Roots and Radicals: North Carolina and Beyond

As my home state of North Carolina settles in for a fight over heinous new restrictions on voter rights and abortion rights, I keep wondering what I’d be doing if I were in college at this time. Based on my activity during the 2002 beginning of the Iraq War, I’m guessing I’d be awaiting trial for an arrest at one of the Moral Monday demonstrations.

Everything was very clear-cut at that time in my life: if something was wrong, I spoke out against it, often using my body as well as my voice. My relationships suffered. My grades dropped. I felt sure that I was doing the right thing. I didn’t know what I wanted my life to look like, but I was sure I was willing to give it up for a cause.

In 2013, It’s less clear to me how I should respond to the domestic atrocities now sweeping my home state. My politics haven’t changed. My life has. I have a job I love. Students. I make jam and pickles and stack the jars on my kitchen shelves. I guess I put down roots.

I found myself re-listening this morning to an old episode of The Story interviewing Norm Stamper, the former Seattle Police chief who called the shots during 1999’s violent WTO protests. Stamper says he now regrets the way that his department handled the protests (he resigned in the aftermath), and derides police violence at Occupy camps in New York and California.

What impresses me most is Stamper’s willingness to alter his analysis without shifting his allegiances. He has changed his mind about the use of police force in response to peaceful protest, but he hasn’t been radicalized in a direction opposite to the police perspective.

I was radical, once. Or, I thought I was. I used to love reminding people that the word’s etymology can be traced back to the idea of physical roots, the sturdiest part of something, the base of it, and also its beginning. I suppose in this sense, Stamper’s change of heart is impressively radical not because it appeals to any political leftism, but because he has managed to integrate new insight into his identity without uprooting it entirely.

As a college radical I was taught by older mentors to regard the “Battle of Seattle” as a watershed moment in leftist history. Protesters’ violent clashes with police, complete with home-made riot gear, were to be studied and celebrated. What are "old timers" like me telling college students today about the protests at start of the Iraq War?

As someone ten years out of college with first-year composition students of my own, I would never, ever encourage college student to risk their bodies or their futures by seeking arrest. But I also can’t bring myself to regret the decisions I made at age eighteen.

Each Monday, the lawn outside the NC legislature fills up with people determined to change the terrifying direction in which our state is headed. My sisters have been out there. My former students have. It surely isn’t my choice, but I don’t want them to be the same kind of radical that I was.

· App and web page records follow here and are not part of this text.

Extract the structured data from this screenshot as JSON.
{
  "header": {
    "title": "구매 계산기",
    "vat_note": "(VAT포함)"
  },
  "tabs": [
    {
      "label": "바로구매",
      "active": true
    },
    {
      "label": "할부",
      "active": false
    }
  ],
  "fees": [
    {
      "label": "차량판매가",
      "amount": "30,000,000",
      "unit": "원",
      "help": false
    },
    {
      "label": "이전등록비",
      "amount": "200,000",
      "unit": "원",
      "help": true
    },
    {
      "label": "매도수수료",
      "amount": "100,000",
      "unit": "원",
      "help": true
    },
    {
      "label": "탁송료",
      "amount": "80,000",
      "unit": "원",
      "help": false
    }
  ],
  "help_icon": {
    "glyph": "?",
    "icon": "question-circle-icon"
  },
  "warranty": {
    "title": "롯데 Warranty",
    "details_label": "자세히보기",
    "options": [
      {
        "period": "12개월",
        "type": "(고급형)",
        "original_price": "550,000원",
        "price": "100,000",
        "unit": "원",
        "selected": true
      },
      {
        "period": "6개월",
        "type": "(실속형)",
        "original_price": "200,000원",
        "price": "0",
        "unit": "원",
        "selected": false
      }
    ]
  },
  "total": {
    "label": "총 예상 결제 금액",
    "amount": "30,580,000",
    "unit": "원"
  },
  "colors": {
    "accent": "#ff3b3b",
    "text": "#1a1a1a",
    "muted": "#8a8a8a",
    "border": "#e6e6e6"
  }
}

I’m tired of talking about protesting. I want to talk about rights. I want to talk about the people who are being denied their rights, and how their voices might still be heard. Those who wished to vote and now cannot. Those who will risk their lives seeking unsafe abortions because safe options are no longer available. They are roots of the cause. Or rather, their freedom is. Their words are being lost. Their bodies are being jeopardized. But I can’t stop talking about what radicalism means to me.

What is the most radical part of us? What are the roots? I hope, for my students, the roots are the urge to speak, not the words that come at one moment or another. Issues change. Minds change. The question of risk shifts.  I have a fuller life now, and I am less sure what I am willing to risk. I can't bring myself to regret that, either.

I'm so tired of talking about this. I can't stop. If I could choose a way to talk about this with my students, it wouldn't be with words. I would want all of us fly away from the issues for a while, and rest up high in a struggle for possibility: the possibility of voting, not the candidate. The possibility of a free body, not a pregnancy or an abortion. No protestors. No police. A different part of the tree, where light blends the leaves with the sky.

Up there, in the space of possibility, where we know are allowed to change, maybe we could breathe, for a moment, and then we could look down, and see, clearly for the first time, our actual roots.


  1. It sounds as if you are eschewing direct action in favor of theoretical discussions and making jam. As if you would encourage students NOT to use their bodies and their voices to protest injustice. Arrest is not necessary for a voice to be heard or a body to be counted, but showing up to the protest is. I also like making jam, but what jam is more important than standing up for those who cannot? What good is a voice if it doesn't speak up for the silenced?

  2. Well, to start with, I don't think that anybody has really been silenced. At the voting booth, perhaps, but not in the larger arena, not at all. There are many people directly affected by NC's new legislation who are writing (and speaking, etc) beautifully about the situation.

    I certainly don't mean to imply that jam should take the place of direction action, but I do think that direct action could use more theoretical discussion, as well as a greater deference to the those most deeply affected by injustice. I think the Moral Monday protests are a great step, for sure. And I think further direct action (even arrest for some) will also be crucial. But I also think that voices are for a lot of things. And so are brains, and bodies, and I worry about the way that the culture of radicalism encourages young people to focus on protest to the detriment of living. And how it encourages them to focus on speaking out and "being counted" when what counts the most might to be silent and make space for others to speak.